HARD TIMES AMONG THE NEANDERTHALS
Summary by DB
Robustisity is one of the most well-know characteristics of a Neanderthal. Author, Erik Trinkaus, takes us on a journey towards insight and narrows our scope of sight towards a specific subject. What was the bodily and actual physicality in the life of a Neanderthal both in terms of their biology and in their social and physical lives. It is evident, for whatever reason, that the Neanderthals , or at least those in which we have the remains of, truly did have hard times.
Humans have noticed such a large correlation between ourselves and Neanderthals, we now consider them to be in the genus Homo Sapien as well. No doubt, many today can look both into our past and even today and see the physically laborious tasks we handle and physical hardship and even pain which is inflicted upon many of us. The most noticeable difference, though, between us and Neanderthals is their robusticity and our gracile bodies. What is even more interesting to me is how much modern day humans are capable of when it comes to physical strength and even our dealings with physical labor and pain even though we are much more fragile. It could be like the saying: mind over matter.
Neanderthals evolved from humans about 100,000 years ago in Europe and a little further into Asia, but were replaced approximately 35,000 years ago by us during the period of time called the Middle Paleolithic. Why? How could these stocky, muscular people die out and Homo Sapien Sapien live.
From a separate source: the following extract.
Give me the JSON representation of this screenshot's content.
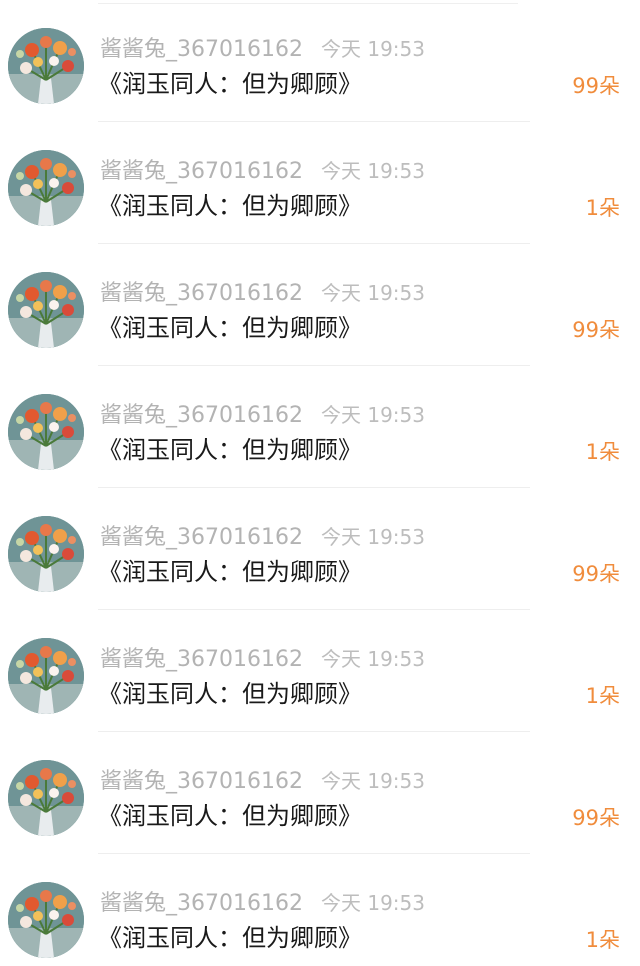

It makes me think long and hard about what does make us unique; socialism and community, communication skills, forethought, persistence, determination, and desire – to name a few. What, though, were the qualities in which Neandertals possessed? Research on Neanderthals now include both archeological data and analysis of fossils in order to reconstruct their behavior which has aided us in learning about them. The skeletons showed muscle and ligament attachments which were much larger and etched deeply into the bones. The tubular structure of their bones showed how much weight they could carry and how it would be dispersed throughout the bones without causing damage. It has been determined that the amount of muscle around the shoulders, trunk, and arms would have been ideal or applicable to powerful downward movements. Even a Neanderthals hands were massive and strong which is obvious by the bony crests in the hand bones and sized to be three times larger then modern human size. The massive bones do also show a significant amount of stress.
From the limb bones developmental stage it has been deduced that the Neanderthals were considerably active. These massive people’s remains show evidence of continual trauma and injury as well. The remains of several Neandertals named Shanidar (1-6) display various injuries including: a head wound, superficial cuts, scars, jajory blow to the body, fractures, a broken arm, an atrophied arm, and a collapssed eye socket. There is arthrities throught the bones. Violence is suggestive in these cases but among Neandertals not with the involvement of humans who lived for sometime in the same time and location. All these injuries point towards a very hard life. They were physical both biologically and in their daily lives but for what exact reason did such robust people have more injuries (if these bones are a consistent example of most Neanderthals) than modern humans? Through continued thorough examination and research we may someday have a more conclusive answer.
Many of these wounded people lived to an old age or, at least, the wounds did not lead to their demise which suggests, among other evidence (such as archeological information) that they were adequately taken care of. It is likely then in combination with evidence of ceremony and burials that they had compassion and/or value for one another and that they had a social network of a community .